Lehigh Valley, Pa.,
01
December
2017
|
15:45 PM
America/New_York

LVHN Doctor of Physical Therapy Sees Rehab as an Effective Solution to Current U.S. Opioid Epidemic

LVHN’s Karen Snowden, DPT, highlights pain management alternatives

According to the Centers for Disease Control and Prevention, 91 Americans died each day in 2015 of drug overdoses involving an opioid, continuing a 15-year upward trend in fatalities related to pain-management drugs.[1]

As solutions continue to evolve nationwide, Lehigh Valley Health Network (LVHN) physical therapist, Karen Snowden, DPT, suggests a dual response:

  • A team approach that evaluates pain management strategies across all health care providers involved with a patient
  • The use of information to enable patients to understand their pain, thereby lessening the reliance on pharmaceuticals.

Snowden has more than 30 years’ experience in physical therapy, 11 of them with Lehigh Valley Health Network (LVHN). She treats pelvic conditions that patients often characterize as agonizing, including painful intercourse, coccyx (tailbone) pain, fibromyalgia and high-risk pregnancy.

Team Approach

Snowden says that coordinating care in a team approach, across all health care providers a patient is seeing, can mitigate the effects of depression, anxiety and stress – all factors that contribute to opioid addiction. By collaborating, these providers can address the suffering in aggregate, lessening the reliance on pharmaceuticals.

“Treating the whole person with a multidisciplinary approach helps reduce a patient’s pain,” Snowden says. “For example, pain messages are often part of the body’s protection mechanism. So incorporating stress-reducing strategies can be helpful in reducing some sources of pain.”

“After all,” she says, “the central focus needs to be treating the whole patient.”

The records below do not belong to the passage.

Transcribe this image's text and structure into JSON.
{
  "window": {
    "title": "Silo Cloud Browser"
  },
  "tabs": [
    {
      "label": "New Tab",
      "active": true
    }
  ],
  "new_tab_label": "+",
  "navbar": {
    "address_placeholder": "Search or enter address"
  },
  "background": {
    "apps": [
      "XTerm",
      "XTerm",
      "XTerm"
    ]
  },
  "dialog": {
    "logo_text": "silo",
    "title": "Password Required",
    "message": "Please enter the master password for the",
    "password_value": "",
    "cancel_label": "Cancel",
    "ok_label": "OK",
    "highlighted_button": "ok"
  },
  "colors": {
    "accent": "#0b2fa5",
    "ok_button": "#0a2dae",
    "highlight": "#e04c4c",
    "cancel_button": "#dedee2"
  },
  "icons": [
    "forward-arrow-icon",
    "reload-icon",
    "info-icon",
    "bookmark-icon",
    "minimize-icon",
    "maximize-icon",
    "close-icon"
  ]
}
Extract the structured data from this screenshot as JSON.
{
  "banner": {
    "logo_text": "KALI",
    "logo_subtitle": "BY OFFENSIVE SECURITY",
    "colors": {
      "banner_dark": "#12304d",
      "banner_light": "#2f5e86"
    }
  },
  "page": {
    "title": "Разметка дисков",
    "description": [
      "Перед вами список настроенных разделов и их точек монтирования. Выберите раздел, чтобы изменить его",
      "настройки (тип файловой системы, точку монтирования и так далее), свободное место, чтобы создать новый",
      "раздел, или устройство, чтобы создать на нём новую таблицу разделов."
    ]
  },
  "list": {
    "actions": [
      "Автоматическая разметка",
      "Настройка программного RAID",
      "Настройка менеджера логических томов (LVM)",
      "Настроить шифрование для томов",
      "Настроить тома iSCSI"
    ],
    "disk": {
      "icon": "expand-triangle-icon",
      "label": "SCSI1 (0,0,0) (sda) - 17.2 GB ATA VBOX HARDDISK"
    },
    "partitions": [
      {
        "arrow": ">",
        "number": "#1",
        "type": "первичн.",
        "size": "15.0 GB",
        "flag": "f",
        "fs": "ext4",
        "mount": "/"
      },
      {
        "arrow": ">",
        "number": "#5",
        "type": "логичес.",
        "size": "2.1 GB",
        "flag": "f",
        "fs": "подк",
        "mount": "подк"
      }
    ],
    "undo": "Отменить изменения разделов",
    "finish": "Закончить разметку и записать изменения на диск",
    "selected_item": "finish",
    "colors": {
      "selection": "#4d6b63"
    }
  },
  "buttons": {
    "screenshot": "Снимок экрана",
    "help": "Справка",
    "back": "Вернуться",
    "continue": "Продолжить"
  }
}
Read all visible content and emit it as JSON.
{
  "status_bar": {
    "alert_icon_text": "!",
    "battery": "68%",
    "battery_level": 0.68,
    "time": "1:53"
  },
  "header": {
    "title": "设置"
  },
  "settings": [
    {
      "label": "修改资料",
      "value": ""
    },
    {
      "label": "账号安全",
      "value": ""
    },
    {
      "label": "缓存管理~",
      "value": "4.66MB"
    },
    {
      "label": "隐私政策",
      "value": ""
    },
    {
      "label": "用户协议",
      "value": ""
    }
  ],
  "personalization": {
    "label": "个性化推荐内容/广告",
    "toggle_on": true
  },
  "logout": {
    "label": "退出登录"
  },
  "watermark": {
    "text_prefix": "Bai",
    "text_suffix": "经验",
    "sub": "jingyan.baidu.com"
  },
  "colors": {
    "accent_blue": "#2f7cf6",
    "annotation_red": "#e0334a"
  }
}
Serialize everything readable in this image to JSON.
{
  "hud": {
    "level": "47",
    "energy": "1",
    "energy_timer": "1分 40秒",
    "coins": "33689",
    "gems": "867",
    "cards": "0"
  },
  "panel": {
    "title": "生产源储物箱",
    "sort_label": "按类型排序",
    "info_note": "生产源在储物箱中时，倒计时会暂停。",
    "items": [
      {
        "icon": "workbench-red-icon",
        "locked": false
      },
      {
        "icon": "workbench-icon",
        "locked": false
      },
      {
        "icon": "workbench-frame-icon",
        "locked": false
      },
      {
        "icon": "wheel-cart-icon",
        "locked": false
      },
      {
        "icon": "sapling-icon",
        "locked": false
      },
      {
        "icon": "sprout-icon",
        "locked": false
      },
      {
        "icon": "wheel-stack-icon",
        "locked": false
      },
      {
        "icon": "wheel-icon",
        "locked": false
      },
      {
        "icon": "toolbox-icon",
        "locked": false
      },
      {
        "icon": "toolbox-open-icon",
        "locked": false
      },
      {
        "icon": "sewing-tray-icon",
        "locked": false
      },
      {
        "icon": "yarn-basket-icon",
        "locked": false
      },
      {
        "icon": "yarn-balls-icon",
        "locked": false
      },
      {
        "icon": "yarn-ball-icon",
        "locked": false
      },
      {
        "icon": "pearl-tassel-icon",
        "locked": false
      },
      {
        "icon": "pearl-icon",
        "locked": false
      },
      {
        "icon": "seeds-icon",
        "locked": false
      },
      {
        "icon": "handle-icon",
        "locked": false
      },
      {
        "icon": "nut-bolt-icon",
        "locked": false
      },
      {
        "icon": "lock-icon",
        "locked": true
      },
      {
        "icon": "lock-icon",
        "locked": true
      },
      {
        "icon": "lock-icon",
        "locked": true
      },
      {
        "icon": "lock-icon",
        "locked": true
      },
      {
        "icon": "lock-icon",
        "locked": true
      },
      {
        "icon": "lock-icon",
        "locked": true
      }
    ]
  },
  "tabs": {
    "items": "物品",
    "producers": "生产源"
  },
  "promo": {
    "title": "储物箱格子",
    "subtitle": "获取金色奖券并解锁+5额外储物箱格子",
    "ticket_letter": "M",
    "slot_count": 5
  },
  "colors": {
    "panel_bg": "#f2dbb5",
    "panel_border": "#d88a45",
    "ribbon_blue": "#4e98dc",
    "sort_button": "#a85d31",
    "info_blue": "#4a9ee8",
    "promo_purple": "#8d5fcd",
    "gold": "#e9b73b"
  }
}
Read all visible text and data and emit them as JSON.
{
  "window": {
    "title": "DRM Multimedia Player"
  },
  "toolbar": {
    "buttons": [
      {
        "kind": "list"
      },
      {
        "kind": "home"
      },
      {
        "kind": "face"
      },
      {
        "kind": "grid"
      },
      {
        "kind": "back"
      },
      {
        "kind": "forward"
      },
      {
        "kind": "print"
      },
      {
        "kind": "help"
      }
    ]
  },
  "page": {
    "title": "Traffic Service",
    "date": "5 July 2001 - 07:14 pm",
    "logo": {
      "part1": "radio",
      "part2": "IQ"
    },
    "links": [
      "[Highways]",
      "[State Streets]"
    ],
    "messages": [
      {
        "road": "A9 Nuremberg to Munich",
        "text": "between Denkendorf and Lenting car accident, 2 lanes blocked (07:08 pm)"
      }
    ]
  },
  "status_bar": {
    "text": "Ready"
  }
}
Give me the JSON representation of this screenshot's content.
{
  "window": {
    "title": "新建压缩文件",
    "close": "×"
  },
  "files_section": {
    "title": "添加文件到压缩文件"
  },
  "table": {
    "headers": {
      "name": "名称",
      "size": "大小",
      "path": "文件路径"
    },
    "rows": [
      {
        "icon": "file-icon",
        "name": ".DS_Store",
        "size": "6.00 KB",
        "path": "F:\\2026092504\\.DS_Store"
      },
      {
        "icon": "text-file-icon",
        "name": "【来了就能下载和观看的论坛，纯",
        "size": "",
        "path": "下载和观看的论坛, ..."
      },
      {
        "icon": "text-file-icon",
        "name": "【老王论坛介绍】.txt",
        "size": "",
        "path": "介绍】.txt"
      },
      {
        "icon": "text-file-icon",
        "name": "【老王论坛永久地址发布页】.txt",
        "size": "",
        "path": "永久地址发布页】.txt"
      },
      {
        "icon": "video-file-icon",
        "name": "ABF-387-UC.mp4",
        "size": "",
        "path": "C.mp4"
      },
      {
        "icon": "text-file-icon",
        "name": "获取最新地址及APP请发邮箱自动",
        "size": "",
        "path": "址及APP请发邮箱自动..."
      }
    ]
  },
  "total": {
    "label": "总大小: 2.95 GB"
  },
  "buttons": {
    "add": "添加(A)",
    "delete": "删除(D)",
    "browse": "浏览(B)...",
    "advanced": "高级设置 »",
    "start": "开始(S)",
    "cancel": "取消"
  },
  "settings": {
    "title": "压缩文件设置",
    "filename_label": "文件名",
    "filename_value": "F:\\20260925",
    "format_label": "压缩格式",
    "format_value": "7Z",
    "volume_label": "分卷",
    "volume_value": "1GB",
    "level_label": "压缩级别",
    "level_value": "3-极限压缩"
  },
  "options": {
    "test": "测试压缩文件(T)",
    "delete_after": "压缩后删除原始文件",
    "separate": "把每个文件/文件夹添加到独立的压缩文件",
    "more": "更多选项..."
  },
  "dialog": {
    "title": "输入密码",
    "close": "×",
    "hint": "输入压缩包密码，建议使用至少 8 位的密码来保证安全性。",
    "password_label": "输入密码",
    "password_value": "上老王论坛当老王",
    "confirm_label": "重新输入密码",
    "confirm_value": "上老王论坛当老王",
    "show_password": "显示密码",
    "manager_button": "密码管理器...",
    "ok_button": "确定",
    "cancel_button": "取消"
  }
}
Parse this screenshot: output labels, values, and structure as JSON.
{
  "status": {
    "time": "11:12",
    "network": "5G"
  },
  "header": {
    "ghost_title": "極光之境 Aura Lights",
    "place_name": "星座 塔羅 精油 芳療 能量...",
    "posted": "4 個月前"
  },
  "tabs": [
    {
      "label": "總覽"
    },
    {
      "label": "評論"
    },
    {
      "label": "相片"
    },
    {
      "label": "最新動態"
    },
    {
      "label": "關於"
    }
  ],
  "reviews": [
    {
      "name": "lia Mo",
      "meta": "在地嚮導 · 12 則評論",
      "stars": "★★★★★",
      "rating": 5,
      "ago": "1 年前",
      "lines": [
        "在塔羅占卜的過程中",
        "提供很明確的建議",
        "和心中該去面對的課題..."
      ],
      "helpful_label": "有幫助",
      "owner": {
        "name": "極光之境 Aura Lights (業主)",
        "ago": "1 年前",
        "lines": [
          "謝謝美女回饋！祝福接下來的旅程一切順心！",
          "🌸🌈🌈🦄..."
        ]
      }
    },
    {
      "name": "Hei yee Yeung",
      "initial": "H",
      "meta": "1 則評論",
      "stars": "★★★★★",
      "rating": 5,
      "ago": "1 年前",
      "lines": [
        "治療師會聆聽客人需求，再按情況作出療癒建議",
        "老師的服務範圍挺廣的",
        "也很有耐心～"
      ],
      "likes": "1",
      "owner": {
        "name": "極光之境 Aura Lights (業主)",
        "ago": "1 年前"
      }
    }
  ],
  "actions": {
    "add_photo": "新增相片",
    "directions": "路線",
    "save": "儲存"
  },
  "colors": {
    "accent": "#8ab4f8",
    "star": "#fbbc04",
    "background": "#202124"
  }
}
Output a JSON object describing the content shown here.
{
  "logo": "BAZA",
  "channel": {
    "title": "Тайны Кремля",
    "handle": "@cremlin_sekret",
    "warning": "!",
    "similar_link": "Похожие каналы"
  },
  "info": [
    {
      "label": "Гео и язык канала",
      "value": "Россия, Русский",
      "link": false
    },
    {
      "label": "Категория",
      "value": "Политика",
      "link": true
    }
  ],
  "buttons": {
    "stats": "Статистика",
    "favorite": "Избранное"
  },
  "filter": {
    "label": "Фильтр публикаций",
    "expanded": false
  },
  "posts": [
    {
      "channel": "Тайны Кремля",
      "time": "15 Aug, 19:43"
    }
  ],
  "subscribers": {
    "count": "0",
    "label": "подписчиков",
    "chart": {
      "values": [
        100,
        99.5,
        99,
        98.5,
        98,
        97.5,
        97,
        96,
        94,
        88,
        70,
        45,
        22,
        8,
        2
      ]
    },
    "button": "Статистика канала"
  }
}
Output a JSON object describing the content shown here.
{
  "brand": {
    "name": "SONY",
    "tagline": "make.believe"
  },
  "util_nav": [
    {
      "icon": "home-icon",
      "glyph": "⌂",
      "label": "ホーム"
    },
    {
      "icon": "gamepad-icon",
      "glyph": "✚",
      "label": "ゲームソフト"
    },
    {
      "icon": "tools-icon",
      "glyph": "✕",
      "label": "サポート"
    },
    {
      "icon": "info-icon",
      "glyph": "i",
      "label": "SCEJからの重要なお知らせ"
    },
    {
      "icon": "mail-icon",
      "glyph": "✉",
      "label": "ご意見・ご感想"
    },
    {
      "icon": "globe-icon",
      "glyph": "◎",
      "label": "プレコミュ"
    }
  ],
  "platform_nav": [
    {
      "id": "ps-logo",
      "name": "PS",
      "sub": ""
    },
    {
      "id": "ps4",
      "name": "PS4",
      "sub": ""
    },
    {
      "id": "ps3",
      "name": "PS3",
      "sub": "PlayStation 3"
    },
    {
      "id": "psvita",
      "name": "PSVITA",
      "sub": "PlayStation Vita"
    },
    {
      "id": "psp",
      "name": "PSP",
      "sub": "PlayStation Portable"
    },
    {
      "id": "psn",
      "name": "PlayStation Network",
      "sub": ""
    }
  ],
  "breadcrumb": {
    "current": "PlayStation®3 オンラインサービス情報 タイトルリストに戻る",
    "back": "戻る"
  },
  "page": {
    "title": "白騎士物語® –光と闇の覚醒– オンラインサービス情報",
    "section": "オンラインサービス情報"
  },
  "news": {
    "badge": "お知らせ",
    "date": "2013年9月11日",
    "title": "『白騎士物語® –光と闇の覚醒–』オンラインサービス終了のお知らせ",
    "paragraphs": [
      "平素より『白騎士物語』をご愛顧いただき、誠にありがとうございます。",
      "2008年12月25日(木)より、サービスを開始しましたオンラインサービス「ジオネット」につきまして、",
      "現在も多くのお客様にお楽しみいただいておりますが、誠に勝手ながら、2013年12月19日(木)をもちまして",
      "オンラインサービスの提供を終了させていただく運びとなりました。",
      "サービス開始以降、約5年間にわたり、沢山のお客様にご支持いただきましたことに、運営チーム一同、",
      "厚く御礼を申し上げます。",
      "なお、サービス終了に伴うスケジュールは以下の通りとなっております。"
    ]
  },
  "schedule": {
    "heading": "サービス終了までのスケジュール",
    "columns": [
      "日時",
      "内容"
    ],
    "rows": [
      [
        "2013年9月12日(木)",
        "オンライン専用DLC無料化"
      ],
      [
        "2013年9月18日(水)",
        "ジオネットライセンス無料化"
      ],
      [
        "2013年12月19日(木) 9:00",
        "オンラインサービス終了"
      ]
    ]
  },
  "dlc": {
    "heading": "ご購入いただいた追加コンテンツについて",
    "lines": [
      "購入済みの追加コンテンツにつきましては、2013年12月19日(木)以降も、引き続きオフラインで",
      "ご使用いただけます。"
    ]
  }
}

Education

“Research supports the value of educating patients in understanding the causes of their pain and

ways to reduce it,” Snowden says. “Knowledge helps reduce pain.”

“For example, we used to believe that pain originates in tissue. Now, we know that pain exists only when the brain determines it. A bump on the elbow or a stubbed toe can be experienced as different levels of pain, depending on how that sensory information is processed by the brain. Redirect how that information is being processed cognitively, and it’s possible to change the perception of pain from excruciating to manageable. Once that happens, we can speed recovery, for instance, by lessening post-op reliance on prescription pain medication.”

Snowden advises all patients discuss this topic with their physicians.

“No one should put his or her health at risk to be pain free,” she says. “Patients should ask their doctors about alternative ways to safely treat pain. This discussion should include whether rehab, such as physical therapy or occupational therapy, might be a helpful option for recovery.”

“There are several non-pharmacological options that help a variety of pain conditions. Patients need evidence-based information to make informed decisions about their health care,” Snowden says.

[1] https://www.cdc.gov/drugoverdose/epidemic/index.html